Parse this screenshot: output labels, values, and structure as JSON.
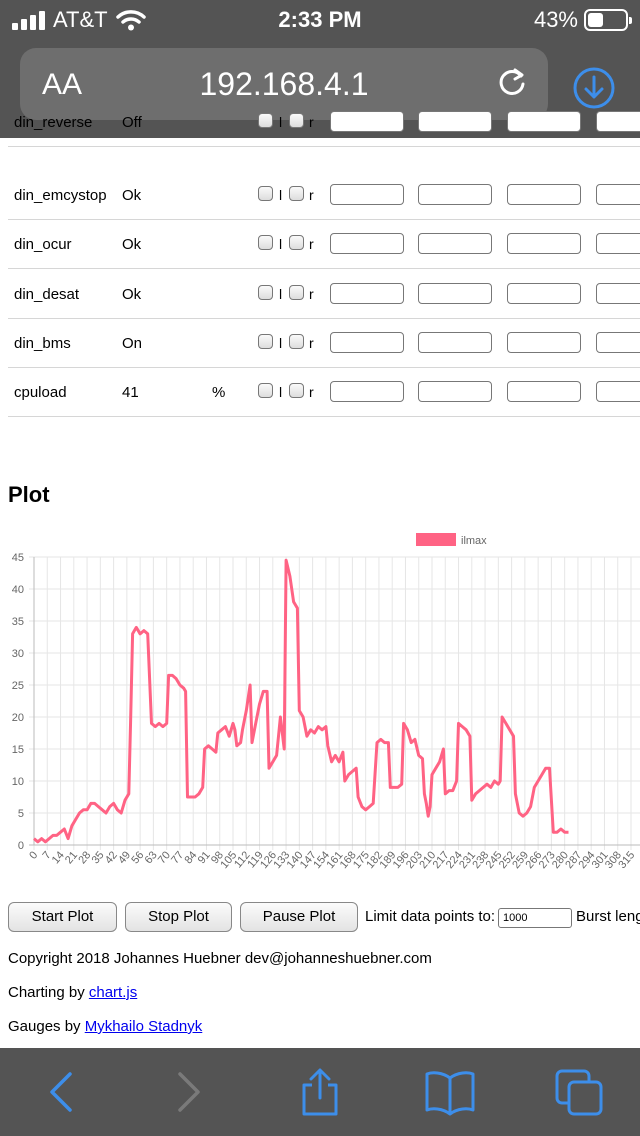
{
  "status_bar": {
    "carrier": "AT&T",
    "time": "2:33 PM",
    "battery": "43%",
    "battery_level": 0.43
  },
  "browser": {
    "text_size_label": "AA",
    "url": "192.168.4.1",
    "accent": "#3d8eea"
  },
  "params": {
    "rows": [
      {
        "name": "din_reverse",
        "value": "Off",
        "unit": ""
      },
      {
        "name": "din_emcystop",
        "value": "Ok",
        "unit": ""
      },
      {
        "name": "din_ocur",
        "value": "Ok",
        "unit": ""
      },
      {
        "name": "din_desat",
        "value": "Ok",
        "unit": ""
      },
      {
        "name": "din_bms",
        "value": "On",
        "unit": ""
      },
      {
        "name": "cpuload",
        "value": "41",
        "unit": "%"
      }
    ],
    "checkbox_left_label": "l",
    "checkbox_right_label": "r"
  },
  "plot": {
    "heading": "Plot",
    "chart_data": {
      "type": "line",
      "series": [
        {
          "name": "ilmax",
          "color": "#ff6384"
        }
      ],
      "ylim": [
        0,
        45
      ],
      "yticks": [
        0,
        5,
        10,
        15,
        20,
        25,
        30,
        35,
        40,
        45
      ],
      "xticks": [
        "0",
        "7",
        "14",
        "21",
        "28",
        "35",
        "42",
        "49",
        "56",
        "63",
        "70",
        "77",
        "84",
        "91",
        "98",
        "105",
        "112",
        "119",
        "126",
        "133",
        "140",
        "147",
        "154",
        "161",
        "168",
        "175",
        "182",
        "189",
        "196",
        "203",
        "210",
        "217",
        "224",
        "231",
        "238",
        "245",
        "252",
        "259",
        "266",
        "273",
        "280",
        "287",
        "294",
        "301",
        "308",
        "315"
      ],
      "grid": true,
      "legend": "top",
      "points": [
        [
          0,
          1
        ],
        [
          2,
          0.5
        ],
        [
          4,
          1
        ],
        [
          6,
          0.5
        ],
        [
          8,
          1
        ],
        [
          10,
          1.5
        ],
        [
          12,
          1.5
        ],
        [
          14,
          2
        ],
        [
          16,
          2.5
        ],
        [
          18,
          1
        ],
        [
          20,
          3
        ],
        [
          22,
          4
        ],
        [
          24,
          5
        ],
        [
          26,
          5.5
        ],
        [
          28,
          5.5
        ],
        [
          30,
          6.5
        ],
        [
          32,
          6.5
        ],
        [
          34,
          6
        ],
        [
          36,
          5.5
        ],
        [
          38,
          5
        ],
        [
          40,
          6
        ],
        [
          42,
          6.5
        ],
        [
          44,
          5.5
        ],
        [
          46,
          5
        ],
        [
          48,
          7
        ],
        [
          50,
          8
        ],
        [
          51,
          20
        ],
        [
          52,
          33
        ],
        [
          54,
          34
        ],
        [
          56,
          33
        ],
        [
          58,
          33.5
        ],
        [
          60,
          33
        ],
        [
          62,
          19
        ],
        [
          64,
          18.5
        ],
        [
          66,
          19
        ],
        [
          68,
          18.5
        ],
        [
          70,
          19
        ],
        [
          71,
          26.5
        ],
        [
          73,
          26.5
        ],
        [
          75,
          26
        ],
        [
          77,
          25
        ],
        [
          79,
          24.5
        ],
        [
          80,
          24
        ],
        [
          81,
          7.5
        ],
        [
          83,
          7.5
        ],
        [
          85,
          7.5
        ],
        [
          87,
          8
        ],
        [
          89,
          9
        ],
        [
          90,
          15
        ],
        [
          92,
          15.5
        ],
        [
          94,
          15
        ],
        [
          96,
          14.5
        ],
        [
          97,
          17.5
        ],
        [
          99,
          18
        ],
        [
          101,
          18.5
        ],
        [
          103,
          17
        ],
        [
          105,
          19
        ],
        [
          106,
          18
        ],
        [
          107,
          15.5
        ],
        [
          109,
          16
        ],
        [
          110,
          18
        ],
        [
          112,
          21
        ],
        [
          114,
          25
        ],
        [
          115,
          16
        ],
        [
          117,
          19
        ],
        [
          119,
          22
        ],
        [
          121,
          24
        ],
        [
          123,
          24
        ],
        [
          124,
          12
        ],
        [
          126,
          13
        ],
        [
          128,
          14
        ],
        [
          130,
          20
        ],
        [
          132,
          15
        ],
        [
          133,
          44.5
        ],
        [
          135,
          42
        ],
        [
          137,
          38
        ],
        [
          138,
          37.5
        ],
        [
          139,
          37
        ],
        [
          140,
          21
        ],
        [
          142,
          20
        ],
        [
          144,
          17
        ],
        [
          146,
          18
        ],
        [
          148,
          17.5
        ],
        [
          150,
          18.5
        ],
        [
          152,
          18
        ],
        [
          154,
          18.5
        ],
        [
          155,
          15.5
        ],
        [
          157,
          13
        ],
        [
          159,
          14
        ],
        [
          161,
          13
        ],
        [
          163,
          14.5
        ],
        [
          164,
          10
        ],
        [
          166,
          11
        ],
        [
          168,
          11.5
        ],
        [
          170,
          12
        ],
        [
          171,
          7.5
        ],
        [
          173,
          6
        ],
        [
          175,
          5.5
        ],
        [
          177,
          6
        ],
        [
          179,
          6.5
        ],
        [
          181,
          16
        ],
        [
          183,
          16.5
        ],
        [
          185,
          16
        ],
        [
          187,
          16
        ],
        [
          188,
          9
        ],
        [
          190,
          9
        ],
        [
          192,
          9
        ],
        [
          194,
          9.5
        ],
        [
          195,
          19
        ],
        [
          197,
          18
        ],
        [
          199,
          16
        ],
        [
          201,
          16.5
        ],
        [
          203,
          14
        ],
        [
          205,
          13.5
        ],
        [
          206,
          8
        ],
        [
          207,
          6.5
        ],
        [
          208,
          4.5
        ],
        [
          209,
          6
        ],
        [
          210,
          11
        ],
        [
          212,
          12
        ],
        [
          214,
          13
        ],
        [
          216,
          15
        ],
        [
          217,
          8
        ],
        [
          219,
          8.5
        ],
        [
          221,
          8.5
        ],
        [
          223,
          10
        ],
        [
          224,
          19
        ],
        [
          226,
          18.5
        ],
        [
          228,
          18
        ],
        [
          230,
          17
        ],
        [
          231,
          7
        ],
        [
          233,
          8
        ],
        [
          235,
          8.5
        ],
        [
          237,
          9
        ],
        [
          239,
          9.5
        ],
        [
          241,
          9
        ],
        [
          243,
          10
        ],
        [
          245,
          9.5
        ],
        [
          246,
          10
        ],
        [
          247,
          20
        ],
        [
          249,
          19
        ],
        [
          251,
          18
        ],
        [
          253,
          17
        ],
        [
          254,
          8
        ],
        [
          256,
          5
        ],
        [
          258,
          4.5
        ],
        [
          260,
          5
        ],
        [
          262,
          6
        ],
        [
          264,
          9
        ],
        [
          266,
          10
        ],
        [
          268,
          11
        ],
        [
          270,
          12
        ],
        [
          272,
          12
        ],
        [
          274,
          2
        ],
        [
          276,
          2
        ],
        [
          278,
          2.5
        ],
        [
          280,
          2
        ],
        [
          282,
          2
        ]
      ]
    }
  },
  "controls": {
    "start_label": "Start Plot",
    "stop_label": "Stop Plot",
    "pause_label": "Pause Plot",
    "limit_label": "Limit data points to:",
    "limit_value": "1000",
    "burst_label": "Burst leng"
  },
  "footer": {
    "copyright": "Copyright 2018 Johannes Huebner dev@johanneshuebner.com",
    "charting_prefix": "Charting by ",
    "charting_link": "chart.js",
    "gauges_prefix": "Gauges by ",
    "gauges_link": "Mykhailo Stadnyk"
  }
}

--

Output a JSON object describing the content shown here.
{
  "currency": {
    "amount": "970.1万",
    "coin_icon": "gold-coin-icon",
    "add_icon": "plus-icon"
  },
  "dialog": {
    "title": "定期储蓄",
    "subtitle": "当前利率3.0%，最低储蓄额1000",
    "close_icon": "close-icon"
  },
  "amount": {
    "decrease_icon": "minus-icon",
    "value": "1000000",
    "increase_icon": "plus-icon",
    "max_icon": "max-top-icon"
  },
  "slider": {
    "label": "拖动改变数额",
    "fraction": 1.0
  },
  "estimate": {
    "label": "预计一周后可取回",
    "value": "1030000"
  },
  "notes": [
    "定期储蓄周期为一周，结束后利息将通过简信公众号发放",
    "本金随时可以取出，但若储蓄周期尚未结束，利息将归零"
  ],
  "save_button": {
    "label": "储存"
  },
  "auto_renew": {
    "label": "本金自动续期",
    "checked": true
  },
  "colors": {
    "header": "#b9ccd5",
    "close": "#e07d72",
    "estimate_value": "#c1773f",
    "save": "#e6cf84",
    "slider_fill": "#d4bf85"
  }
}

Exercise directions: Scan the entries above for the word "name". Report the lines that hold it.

Task output:
        "name": "din_reverse",
        "name": "din_emcystop",
        "name": "din_ocur",
        "name": "din_desat",
        "name": "din_bms",
        "name": "cpuload",
          "name": "ilmax",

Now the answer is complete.